Topic of the Day: Lightning
It came from clouds like this, flickering down from the dark bottoms to touch the ground. Long dark veils of rain and hail swept along behind, and the sky growled all day. Storm cells churned up from the south until late afternoon. I bailed off my perch twice, seeking lower ground. Better safe than zapped.
August 12, 2013
Topic of the Day: Smoke
I returned to Quartz Mountain, marveling at the change in the weather. It was a much nicer day. Scanned with binoculars. Watched smoke from the Conrad Lake fire smear the distant horizon. Set up my camp chair, faced south, read a book for awhile and got drowsy. Looked up to find a pale shape where there hadn’t been anything a minute ago. I woke up. The map was already pinned to the ground with rocks and oriented to the landscape. North side of Bethel Ridge, azimuth 170 degrees, east of the radio tower. Township 14, Range 14, section 2. Approximately.

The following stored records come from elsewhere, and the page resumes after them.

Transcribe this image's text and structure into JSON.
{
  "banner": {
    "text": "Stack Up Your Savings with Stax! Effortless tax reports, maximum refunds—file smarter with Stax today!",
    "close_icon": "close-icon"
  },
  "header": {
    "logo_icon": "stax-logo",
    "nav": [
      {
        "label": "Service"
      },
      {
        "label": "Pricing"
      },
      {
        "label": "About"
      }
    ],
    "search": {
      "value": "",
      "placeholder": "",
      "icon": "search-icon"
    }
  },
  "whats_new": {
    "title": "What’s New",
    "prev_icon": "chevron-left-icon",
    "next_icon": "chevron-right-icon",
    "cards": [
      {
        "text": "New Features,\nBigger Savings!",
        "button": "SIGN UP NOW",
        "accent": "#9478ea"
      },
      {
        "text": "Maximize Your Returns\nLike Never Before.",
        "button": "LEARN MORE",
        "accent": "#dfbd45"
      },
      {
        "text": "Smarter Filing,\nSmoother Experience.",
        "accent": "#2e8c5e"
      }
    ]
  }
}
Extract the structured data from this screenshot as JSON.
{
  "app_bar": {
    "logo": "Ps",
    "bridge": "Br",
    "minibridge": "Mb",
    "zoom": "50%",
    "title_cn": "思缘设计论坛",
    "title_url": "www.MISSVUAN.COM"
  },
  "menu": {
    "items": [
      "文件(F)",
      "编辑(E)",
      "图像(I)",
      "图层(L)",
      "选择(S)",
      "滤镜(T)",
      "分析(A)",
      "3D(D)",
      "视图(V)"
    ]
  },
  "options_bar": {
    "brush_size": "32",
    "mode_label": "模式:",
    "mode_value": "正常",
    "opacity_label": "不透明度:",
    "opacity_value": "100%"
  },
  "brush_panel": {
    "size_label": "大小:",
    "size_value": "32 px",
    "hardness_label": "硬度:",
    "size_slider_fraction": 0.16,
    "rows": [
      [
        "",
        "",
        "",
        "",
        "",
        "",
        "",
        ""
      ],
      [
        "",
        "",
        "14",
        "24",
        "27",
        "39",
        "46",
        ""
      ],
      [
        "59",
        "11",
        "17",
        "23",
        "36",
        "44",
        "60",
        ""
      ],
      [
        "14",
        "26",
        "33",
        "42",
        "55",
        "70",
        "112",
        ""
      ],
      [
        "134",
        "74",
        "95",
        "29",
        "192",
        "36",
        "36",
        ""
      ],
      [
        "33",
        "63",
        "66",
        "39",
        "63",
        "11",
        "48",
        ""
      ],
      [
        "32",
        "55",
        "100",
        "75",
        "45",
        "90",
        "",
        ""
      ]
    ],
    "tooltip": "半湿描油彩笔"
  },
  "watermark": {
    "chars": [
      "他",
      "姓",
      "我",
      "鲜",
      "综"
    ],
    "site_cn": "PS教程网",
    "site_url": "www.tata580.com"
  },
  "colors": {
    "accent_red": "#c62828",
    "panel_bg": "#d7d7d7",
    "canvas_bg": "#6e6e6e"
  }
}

I peered through the haze, willing the binoculars to give me clearer vision. Called it in. A few minutes later another one popped up, this time to the west of the tower in section 5. Called it in. Pretty soon the observer plane showed up and called in the latitude and longitude, gave a fire behavior report. An engine was dispatched. I watched as the first smoke grew. Because I was on the boundary between two ranger districts, I monitored two radios. Everybody was chasing smokes. After awhile the radio traffic becomes irritating. To distract myself, I picked up trash. The variety is delightful–I rarely find shattered beer bottles, cigarette butts, or pistol shells in the wilderness.
Made a small watercolor sketch while mosquitoes gnawed on my hands. Kept looking up. As the sun headed west over Mt. Rainier, the shadows lengthened and I knew no more smokes would appear today. Ravens played on the wind, out of sight but not out of hearing.
Two smokes in one day and one watercolor–not bad.
3 thoughts on “Ranger Diary: Lookout Duty”
Great sky – both in photo and painting (“water – color…”)
Glad you didn’t get zapped. My drive over the pass to retrieve Himself was epic – the hailstones whitened the roadway, and rooster tails crossed over the tallest highway dividers. 30 dgree temperature drop. Pretty amazing weather…
Keep up your posts! They remind me of my days on the USFS fire crew out of Leavenworth, WA. I read them all and forward to friends. Wonderful work you do in so many ways…
What an amazing sky, Deb. So stormy and yet there’s clear blue at the top of the image. Thanks for watching out for fires and sharing your experience with us.